By Julia Kirkland
Guest blog from Julia Kirkland, Senior Partner at FSTP
If you don’t know already, which of course you do, the Markets in Financial Instruments Directive (MiFID) is EU legislation which first came into effect in 2007. It was created to regulate firms providing services to their clients which are linked to ‘financial instruments’, these being shares, bonds, units in collective investment schemes and derivatives. In addition, it covers the venues where those ‘financial instruments’ are traded.
Fast forward 10 years or so and we have an updated version – MiFID II. This includes the revised MiFID and a new Markets in Financial Instruments Regulation (MiFIR). January 3, 2018 is the day MiFID II must be implemented across Europe.
Now we’re on the cusp of this deadline, the thorny and sensitive topic of Knowledge and Competence (K&C) is bubbling up as a major concern across the industry. We’ve spoken with numerous firms in both the Asset Management and Wealth Management sectors and they have one thing in common; they’re all grappling with the assessment of competence of information providers.
Who is in scope?
In Asset Management, this may cover a wide range of roles from sales teams, client services, broker servicing staff to Portfolio Managers (the really sensitive aspect of K&C). Managers may struggle with the fact they must tell a Portfolio Manager of 20 years plus who hasn’t got a formal qualification, they need to be assessed as competent and in a very short timeframe too.

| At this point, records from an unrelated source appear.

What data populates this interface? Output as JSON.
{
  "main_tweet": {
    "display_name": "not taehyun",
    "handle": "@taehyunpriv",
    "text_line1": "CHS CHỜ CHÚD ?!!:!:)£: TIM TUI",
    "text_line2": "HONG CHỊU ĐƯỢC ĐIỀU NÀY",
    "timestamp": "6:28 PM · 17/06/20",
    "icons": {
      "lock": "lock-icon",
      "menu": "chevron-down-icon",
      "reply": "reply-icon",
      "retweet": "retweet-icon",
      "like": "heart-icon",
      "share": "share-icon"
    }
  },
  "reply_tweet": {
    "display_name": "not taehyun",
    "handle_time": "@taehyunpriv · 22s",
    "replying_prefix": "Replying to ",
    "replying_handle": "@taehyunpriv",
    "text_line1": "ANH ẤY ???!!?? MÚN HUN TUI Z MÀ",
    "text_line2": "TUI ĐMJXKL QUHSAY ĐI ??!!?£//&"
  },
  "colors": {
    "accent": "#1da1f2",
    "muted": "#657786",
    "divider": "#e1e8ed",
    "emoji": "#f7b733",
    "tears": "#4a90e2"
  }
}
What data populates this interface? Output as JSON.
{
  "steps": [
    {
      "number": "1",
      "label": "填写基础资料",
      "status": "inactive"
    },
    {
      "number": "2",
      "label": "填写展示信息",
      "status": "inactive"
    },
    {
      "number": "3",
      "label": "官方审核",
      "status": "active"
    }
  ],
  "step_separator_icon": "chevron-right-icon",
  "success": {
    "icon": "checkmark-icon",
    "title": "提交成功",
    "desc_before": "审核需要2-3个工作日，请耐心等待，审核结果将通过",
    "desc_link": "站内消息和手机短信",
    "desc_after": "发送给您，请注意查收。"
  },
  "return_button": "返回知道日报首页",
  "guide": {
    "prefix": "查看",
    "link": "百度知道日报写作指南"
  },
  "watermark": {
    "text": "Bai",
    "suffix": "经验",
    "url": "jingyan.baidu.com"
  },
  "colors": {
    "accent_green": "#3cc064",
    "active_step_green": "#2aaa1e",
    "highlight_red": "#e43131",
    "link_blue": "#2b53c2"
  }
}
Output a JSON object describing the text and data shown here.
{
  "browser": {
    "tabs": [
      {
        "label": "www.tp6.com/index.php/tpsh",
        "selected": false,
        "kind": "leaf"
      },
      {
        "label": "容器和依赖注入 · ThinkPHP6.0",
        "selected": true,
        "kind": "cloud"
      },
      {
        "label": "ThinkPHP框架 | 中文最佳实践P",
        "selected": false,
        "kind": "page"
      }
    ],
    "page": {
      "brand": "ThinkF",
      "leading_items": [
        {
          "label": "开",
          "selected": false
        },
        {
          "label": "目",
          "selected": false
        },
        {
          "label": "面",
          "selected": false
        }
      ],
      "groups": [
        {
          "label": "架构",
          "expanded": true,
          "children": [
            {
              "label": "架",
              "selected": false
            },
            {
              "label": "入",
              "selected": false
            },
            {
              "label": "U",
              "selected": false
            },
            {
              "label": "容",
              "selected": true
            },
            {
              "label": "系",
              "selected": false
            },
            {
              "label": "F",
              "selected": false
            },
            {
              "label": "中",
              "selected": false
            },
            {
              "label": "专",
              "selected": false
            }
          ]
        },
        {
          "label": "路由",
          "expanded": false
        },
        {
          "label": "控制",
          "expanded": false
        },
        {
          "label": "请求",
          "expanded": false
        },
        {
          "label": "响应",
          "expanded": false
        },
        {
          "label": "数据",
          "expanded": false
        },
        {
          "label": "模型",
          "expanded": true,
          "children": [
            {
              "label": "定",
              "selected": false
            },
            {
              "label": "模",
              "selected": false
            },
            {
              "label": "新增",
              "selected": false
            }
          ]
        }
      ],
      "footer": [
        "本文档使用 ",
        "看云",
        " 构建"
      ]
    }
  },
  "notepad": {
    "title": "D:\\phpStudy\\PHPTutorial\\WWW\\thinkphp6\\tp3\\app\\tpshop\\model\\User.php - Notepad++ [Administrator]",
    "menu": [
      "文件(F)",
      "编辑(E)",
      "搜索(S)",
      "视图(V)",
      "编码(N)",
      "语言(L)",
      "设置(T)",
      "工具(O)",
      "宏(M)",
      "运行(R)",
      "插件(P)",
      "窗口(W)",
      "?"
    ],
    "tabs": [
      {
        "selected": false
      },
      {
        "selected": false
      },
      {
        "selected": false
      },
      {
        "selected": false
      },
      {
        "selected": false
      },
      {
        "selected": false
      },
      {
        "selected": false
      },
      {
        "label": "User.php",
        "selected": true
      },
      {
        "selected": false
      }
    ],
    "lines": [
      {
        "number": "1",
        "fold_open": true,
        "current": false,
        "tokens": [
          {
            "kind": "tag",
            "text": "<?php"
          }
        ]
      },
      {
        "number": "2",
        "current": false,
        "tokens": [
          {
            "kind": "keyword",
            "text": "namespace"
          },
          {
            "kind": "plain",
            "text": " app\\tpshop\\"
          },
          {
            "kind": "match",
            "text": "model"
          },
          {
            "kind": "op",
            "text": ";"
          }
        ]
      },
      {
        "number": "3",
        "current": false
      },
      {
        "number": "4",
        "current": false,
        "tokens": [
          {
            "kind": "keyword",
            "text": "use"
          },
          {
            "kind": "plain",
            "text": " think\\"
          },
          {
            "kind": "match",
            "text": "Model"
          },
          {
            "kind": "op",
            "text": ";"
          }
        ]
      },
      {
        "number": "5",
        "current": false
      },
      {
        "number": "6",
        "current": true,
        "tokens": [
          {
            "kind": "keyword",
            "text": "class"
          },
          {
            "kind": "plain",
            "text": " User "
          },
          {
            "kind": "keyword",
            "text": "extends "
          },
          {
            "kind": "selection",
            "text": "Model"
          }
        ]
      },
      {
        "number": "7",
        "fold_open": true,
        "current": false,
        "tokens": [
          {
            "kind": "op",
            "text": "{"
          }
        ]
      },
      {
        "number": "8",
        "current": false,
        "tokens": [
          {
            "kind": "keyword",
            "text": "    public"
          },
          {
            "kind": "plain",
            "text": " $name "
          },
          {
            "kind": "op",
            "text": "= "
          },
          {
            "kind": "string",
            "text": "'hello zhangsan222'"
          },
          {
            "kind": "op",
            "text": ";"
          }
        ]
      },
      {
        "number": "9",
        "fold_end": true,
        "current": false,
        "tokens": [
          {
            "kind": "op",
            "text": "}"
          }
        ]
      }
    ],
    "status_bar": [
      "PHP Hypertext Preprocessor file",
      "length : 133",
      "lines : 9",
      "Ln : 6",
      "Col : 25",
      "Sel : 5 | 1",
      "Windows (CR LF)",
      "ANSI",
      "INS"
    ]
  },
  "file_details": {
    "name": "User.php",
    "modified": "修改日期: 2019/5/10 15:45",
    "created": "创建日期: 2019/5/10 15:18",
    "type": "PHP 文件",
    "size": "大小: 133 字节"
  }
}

In Wealth, the scope may cover desk assistants, team secretaries and portfolio assistants who may all be in direct contact with clients, giving them information about prices, valuations, charges and providing generic market or sector views. Additionally, research teams who might attend meetings with clients to provide market, sector or stock views on a non-advised basis may fall under this too. Most of the firms we are speaking to are including research teams. Most of the above staff members have never been included in formal K&C Schemes before but this has changed.
What happens in 2018?
As it stands, information providers not assessed by January 3 will need to be supervised in their activities and oversight of any client interaction must be in place. If you’re not prepared, January 2018 is fast approaching and maybe it’s time to look outside your company for third party support and assistance.
Our guest blogger Julia Kirkland, is Senior Partner, FSTP
FSTP is a training solution provider with expertise in MiFID II and the company also runs workshops to cover Wealth and Asset Management to meet the ESMA requirements and provides advanced K&C assessments for more seasoned, professional staff.
By Colin Ng
With all the tension and political noise....bit of Brexit humour to lighten the mood :-)
France's Europe minister Nathalie Loiseau has called her cat Brexit
WWW.STANDARD.CO.UK France’s Europe minister Nathalie Loiseau has told how she calls her cat Brexit as he is “unsure whether he wants to go out or not” when the door is open. “He wakes me up miaowing like mad because he